┌─ Provided entries

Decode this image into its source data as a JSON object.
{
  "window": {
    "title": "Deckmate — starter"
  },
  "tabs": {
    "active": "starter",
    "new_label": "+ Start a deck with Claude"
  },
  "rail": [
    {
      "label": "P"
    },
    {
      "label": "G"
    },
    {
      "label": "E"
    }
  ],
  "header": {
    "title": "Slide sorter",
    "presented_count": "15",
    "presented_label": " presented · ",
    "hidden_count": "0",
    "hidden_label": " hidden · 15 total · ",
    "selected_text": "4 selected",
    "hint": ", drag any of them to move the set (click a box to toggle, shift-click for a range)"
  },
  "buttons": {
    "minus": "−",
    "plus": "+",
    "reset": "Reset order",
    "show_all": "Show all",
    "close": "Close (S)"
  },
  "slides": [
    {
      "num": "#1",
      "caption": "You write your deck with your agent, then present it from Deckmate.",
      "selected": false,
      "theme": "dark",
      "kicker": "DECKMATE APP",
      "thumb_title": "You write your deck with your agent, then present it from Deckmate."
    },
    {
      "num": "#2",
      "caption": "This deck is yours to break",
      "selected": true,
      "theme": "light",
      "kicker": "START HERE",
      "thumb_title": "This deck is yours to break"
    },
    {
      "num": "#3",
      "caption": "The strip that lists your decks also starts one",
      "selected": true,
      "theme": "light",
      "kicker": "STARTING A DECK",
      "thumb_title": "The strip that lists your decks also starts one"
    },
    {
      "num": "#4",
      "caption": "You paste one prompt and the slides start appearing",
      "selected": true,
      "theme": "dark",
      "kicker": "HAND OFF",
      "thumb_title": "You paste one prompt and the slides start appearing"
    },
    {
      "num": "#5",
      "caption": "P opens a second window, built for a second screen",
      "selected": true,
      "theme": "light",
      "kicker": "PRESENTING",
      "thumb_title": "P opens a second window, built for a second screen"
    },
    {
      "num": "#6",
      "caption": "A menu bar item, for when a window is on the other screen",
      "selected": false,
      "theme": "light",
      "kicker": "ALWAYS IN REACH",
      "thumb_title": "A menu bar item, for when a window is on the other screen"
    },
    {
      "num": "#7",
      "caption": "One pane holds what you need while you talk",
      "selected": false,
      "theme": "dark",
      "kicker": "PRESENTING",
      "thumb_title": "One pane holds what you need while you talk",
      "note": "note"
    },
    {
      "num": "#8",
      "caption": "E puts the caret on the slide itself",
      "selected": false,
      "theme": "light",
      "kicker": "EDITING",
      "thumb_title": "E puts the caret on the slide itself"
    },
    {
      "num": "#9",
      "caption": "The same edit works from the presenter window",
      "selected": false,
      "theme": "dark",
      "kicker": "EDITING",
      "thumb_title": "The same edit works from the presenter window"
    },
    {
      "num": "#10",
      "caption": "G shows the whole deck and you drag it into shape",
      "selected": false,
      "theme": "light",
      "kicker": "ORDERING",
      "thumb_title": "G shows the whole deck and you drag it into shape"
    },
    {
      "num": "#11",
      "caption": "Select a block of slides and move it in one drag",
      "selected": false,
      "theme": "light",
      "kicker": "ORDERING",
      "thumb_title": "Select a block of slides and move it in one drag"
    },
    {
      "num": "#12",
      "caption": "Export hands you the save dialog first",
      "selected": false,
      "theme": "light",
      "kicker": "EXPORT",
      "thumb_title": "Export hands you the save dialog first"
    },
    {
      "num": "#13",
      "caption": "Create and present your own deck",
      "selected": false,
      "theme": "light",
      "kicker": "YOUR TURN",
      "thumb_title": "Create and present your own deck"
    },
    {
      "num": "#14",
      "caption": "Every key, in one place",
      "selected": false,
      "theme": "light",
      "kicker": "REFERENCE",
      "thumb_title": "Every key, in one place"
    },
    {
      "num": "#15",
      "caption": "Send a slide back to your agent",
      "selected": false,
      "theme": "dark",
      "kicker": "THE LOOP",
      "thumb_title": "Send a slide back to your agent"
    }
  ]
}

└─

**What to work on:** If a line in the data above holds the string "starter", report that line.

**Answer box:**
    "title": "Deckmate — starter"
    "active": "starter",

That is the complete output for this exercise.